Even feminist leaders did not realize the extent to which the movement we started had become the mainstream of society: all of those daughters graduating from law school and MBA programs, fighting the glass ceiling in the corporations, starting their own businesses, organizing nurses, coming to leadership in African American and Jewish, Protestant, and Catholic organizations, were registering to vote in record numbers: 10 million more women than men. Catalyzed by Anita Hill, in raising the money and having the nerve to challenge and defeat seemingly invincible senators—Braun's primary victory over Allen Dixon in Illinois, Yeakel's challenge to Arlen Specter in Pennsylvania, Boxer's and Feinstein's primary victories for Senate in California—we made visible our own power, not as a special interest group, but as a true moral majority in society.

Feminists can't relax their guard. Clinton's top brain trust on economics and foreign policy is a men's-only club. As we become truly part of the political process, we must help to restructure it and revitalize it. The eighteen women now running for Senate, sixteen of them Democrats, and the ninety-five Democrat and fifty-nine Republican women running for the House are bound to make that difference. Women are more likely than men not just to give priority to women's rights but to push for health care legislation, child care, parental leave, and for laws protecting the environment, education, housing, and the elderly.

The media didn't get the "woman thing" at the Democratic convention. Throughout the convention, reporters complained it was a dull affair, insisted there was no breaking story. But for the 51 percent of the delegates who were women—and for many of the men, too—there was a thrill of excitement, watching those women who are running for the Senate and the House called onto the stage by Ann Richards. But, of course, by the time the women came on, the networks had turned off. Prime time had been used up by the last gasps of Paul Tsongas, Jesse Jackson, and Jerry Brown.
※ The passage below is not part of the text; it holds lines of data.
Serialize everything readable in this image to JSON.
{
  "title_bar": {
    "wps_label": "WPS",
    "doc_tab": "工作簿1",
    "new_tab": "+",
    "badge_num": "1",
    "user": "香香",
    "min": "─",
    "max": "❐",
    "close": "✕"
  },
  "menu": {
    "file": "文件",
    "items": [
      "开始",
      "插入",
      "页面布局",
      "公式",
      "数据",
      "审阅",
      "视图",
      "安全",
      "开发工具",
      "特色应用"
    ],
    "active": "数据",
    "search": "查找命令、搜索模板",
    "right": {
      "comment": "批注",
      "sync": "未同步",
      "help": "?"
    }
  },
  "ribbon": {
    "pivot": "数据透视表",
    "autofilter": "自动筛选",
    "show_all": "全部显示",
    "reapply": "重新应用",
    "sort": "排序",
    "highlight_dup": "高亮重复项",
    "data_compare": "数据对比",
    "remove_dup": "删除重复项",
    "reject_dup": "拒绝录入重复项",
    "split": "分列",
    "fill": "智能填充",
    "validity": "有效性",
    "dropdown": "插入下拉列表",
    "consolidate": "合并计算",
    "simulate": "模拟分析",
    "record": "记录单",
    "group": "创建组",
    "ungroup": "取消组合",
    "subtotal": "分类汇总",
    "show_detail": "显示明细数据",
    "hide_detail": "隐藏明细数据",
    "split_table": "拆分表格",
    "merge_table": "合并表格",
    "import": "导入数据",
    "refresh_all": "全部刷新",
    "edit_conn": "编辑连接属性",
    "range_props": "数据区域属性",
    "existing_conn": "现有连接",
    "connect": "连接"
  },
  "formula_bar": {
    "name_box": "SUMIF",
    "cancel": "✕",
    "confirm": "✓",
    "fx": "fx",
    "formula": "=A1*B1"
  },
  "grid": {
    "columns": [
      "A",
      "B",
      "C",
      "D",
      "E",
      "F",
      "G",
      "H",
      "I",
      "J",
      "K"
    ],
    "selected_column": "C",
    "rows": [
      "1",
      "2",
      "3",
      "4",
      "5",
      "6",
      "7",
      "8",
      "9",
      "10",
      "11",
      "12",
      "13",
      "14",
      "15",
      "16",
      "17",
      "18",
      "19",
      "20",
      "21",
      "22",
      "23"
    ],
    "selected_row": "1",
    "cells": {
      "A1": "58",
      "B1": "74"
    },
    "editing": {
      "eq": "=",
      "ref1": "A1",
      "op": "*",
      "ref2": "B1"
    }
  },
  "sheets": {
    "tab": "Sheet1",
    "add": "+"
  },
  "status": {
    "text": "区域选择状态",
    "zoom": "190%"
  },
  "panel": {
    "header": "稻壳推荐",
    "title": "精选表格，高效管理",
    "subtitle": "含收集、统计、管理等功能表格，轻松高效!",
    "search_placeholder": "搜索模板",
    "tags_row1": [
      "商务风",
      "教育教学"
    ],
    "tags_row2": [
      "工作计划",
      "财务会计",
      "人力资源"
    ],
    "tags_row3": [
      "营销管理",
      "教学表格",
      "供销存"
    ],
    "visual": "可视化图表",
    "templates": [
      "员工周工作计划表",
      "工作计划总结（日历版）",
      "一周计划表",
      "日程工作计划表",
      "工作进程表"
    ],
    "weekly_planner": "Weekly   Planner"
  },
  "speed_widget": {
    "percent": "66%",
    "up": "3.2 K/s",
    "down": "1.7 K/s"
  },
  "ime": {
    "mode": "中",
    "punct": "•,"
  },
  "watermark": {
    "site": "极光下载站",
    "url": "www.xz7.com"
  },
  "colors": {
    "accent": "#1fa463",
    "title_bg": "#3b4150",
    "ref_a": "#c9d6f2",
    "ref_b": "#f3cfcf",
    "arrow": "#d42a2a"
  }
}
The media's cynicism reflects the political blind spot about women up till now. In a Freedom Forum lunch session on "Privacy and Politics: Has the Press Gone Too Far?" eminent newspaper and broadcast executives, in effect, defended their obsession with candidates' sexual "character." Only the women present—Schroeder and Representative Louise Slaughter, Barbara Reynolds of USA Today, and some of the rest of us—insisted they were behind the times, focusing on women mainly as sex objects whereas in 1992 the real political story is women as the main actors of change. It was pointed out that as long as the political press corps was largely male, the sexual behavior of Roosevelt, Eisenhower, Kennedy, while known, was not reported. But for women, "character" in 1992 is not sex, but the cynical manipulation of people's frustrations over the crisis in our cities and the crumbling of the economy into more hatred, sexual backlash, polarization, and violence.

During the convention, reporters repeatedly asked to interview me about the feminist response to the campaign's "softening" of Hillary Clinton's image. They didn't understand that the woman story at the Democratic convention was no longer the First Lady (though it's interesting how that image is evolving). The story is that women are no longer on the political sidelines, but taking center stage as senators and governors and campaign managers, defining the issue themselves. As Schroeder put it: "It's clearly the new, active voice of women that accounts for the fact that there's a lot more soul to this convention."

In the year of the woman, women can also be seen fighting for their own power as much as any power-hungry men. We must not let feminism be co-opted as a mask for cynical corruption by women or by men. We must resist that polarization of "us" against "them" (women against other women, even women against men) with our own new vision of community that puts first the real needs of people in life: real jobs and real health insurance for all of our real American families.